Let's Write About Sex, Baby

Every year the Literary Review sponsors the Bad Sex in Fiction Award. This definitely dubious honor acknowledges the worst sex scenes published the previous year. The "winner's circle," consisting of such literary powerhouses as Normal Mailer and Tom Wolfe, suggests just how difficult the challenge of writing about sex is for even the most talented writers. As far as I know there's no corresponding Good Sex in Fiction Award and this absence clearly also speaks to a reality that readers and writers, like other great marriages, need to admit sometimes: our literary sex life sucks.

In the last year I read a compelling mystery that features a hot detective and his even hotter love interest but only alludes to their sex life by showing them retiring to the bedroom, leaving me alone in their living room ear pressed to the door. I read a gorgeous relationship memoir that shares every intimate detail and minutia of the couple's life--favorite foods, how they met, what they fought about--but glaringly absent was any mention of their sex life (unless you count their children as evidence). And I read a literary bestseller that intimates sex rather than describing it, with references like, "He wanted me to talk afterwards." and " 'This was wrong.' "

Television, film, even good ol' fashioned billboards still unabashedly feature sex.
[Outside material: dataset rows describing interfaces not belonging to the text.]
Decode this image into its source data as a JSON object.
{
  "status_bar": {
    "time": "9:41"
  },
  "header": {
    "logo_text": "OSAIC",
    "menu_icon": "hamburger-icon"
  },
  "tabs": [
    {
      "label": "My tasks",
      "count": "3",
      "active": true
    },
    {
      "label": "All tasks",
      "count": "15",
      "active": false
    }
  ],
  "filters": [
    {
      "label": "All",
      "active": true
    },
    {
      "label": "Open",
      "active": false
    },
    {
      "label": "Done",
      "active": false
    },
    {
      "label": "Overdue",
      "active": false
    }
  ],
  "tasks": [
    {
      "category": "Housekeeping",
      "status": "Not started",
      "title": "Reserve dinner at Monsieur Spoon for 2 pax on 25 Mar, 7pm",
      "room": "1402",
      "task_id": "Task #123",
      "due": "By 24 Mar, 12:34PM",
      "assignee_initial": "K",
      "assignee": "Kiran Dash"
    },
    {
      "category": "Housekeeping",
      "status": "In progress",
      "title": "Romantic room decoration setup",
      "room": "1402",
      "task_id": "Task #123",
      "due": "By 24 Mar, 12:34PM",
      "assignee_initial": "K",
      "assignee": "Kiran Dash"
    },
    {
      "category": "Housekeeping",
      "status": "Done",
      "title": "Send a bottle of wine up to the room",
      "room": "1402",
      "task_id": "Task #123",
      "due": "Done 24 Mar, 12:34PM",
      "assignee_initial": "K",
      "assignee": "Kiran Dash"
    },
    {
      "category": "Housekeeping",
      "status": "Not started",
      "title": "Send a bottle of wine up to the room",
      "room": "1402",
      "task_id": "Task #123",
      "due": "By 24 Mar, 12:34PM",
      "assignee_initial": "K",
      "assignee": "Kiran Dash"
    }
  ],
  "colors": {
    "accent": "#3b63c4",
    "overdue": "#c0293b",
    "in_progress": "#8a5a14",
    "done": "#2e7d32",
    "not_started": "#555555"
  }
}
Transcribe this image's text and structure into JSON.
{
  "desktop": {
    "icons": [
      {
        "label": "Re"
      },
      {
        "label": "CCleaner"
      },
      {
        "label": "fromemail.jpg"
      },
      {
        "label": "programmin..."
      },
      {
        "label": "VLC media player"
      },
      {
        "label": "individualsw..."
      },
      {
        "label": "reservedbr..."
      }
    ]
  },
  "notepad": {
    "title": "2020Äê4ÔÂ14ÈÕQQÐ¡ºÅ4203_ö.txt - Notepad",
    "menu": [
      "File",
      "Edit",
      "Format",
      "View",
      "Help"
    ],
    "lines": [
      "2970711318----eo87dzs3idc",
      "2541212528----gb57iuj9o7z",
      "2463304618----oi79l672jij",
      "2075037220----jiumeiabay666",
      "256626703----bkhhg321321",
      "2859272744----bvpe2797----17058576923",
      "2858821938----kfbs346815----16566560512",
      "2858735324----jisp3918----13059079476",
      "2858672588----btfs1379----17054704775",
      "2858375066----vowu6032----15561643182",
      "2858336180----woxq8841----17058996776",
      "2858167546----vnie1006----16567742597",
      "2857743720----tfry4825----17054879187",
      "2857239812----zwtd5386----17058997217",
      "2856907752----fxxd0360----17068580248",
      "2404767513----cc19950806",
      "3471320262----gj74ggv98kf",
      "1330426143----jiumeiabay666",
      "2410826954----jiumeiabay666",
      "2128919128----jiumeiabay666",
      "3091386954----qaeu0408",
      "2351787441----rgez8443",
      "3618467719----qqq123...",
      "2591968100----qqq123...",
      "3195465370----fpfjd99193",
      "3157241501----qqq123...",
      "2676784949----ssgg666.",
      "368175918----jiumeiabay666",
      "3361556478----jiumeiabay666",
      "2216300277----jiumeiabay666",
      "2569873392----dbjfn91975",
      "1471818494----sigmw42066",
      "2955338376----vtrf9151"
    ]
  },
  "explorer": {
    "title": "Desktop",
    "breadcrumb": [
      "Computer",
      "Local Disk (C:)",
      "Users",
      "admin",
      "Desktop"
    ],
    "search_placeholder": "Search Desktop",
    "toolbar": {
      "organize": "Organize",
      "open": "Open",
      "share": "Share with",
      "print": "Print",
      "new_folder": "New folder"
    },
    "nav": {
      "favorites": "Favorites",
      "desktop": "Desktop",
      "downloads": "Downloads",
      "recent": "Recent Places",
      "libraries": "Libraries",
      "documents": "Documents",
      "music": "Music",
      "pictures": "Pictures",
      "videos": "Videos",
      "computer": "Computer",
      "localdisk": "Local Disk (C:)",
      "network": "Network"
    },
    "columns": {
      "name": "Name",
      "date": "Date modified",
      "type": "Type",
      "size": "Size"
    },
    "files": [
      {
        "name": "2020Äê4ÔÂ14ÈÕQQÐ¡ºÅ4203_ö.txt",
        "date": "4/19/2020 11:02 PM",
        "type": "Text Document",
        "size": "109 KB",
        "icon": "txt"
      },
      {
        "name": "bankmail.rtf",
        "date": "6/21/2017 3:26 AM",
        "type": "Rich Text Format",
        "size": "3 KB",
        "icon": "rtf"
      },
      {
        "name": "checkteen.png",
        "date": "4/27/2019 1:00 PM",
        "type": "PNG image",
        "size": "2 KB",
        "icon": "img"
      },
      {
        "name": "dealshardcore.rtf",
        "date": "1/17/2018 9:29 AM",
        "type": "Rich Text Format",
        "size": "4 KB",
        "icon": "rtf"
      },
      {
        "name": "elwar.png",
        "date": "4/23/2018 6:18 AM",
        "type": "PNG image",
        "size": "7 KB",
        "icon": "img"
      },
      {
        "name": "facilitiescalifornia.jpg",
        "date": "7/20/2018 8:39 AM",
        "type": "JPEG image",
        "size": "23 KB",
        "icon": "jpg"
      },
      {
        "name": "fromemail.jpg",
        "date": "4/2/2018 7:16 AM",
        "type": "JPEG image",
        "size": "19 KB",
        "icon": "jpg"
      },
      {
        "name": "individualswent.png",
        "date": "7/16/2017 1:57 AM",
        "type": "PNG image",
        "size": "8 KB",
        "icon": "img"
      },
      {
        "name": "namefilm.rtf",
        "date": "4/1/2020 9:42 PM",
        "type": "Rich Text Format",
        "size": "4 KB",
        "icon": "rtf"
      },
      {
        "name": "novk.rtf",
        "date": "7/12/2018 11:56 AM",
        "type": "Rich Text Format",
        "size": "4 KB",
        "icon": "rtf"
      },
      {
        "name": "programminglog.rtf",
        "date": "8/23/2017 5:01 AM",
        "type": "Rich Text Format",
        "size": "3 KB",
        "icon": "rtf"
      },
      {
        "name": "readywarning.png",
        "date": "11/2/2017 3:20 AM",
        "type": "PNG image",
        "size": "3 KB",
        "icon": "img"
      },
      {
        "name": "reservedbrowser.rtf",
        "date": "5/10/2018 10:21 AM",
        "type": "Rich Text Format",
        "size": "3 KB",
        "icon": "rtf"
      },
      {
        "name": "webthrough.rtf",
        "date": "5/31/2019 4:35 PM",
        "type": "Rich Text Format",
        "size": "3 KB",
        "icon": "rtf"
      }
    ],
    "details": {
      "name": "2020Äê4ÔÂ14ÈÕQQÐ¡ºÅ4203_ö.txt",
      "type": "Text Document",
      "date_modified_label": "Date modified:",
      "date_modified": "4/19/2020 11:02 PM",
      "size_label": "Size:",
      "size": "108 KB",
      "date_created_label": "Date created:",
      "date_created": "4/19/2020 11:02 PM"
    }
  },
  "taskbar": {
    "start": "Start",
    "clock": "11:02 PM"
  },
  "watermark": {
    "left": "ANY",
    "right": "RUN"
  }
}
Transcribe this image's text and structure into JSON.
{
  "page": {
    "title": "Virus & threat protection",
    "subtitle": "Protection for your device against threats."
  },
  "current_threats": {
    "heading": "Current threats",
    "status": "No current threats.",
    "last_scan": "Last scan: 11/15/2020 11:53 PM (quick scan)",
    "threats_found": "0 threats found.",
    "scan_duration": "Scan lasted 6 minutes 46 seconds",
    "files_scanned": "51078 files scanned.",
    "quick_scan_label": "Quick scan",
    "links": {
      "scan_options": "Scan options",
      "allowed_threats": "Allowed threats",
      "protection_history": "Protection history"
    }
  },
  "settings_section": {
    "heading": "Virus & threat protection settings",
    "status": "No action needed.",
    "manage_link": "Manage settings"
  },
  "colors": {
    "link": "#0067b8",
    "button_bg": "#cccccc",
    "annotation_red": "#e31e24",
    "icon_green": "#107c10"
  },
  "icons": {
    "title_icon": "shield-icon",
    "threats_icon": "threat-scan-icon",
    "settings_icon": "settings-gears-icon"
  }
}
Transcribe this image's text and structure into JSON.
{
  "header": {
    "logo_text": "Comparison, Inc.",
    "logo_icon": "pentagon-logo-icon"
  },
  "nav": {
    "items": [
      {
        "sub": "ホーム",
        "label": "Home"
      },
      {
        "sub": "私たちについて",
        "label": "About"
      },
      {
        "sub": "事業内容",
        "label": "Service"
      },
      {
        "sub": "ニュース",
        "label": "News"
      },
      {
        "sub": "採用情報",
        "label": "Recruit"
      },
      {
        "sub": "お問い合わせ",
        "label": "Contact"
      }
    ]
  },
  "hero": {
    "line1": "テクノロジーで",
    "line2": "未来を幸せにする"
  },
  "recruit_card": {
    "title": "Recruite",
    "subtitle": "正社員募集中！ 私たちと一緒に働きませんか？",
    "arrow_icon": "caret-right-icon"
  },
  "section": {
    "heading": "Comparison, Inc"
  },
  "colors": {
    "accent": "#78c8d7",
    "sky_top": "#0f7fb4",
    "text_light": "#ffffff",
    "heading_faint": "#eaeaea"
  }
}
So why are authors shying away? Maybe as sex has become ubiquitous in our culture literature isn't as compelled to kiss and tell as in the days of daring classics like Delta in Venus or Fanny Hill. Or maybe knowing you could be nominated for a bad sex award is creating some performance anxiety.

There's an app that "cleans up" texts that you're reading by converting foul and sexual language to "appropriate" vocabulary. I have no interest in this whatsoever. But if anyone invents an app that actually adds some spice, peppering otherwise tepid but well written prose with some expletives or saucy sex scenes, sign me up.

To this end, Edan Lepucki, the bestselling author of the weird and wonderful debut novel California, is also a well respected writing teacher known for challenging her students to write about sex. Through her company, Writing Workshops Los Angeles, she even offers a "Writing Sex" seminar that consistently sells out. Lepucki understands that writing about sex can help portray characters, convey themes, and add to plots. Hopefully as more writers graduate from her class this will mean more sex for the rest of us, when it comes to our reading anyway.

I've attempted the challenge of writing a literary sex scene. And on the wave of Fifty Shades of Grey my husband and I even tried our hand at writing erotic fiction in the hopes of cashing in. First of all, it's harder than it looks (no pun intended). Secondly it's, well, easy to get distracted from the writing...

Ultimately I hold writers to a high standard. (I believe that they are the highest life form, just below dogs.) I have called them to action on many occasions: demanding more children's picture books with multicultural characters, more books by and about women, more books that are laugh out loud funny, and now, more sex. But really it's all the same cause. Writing should speak all of our truths: the good, the bad, and especially the dirty.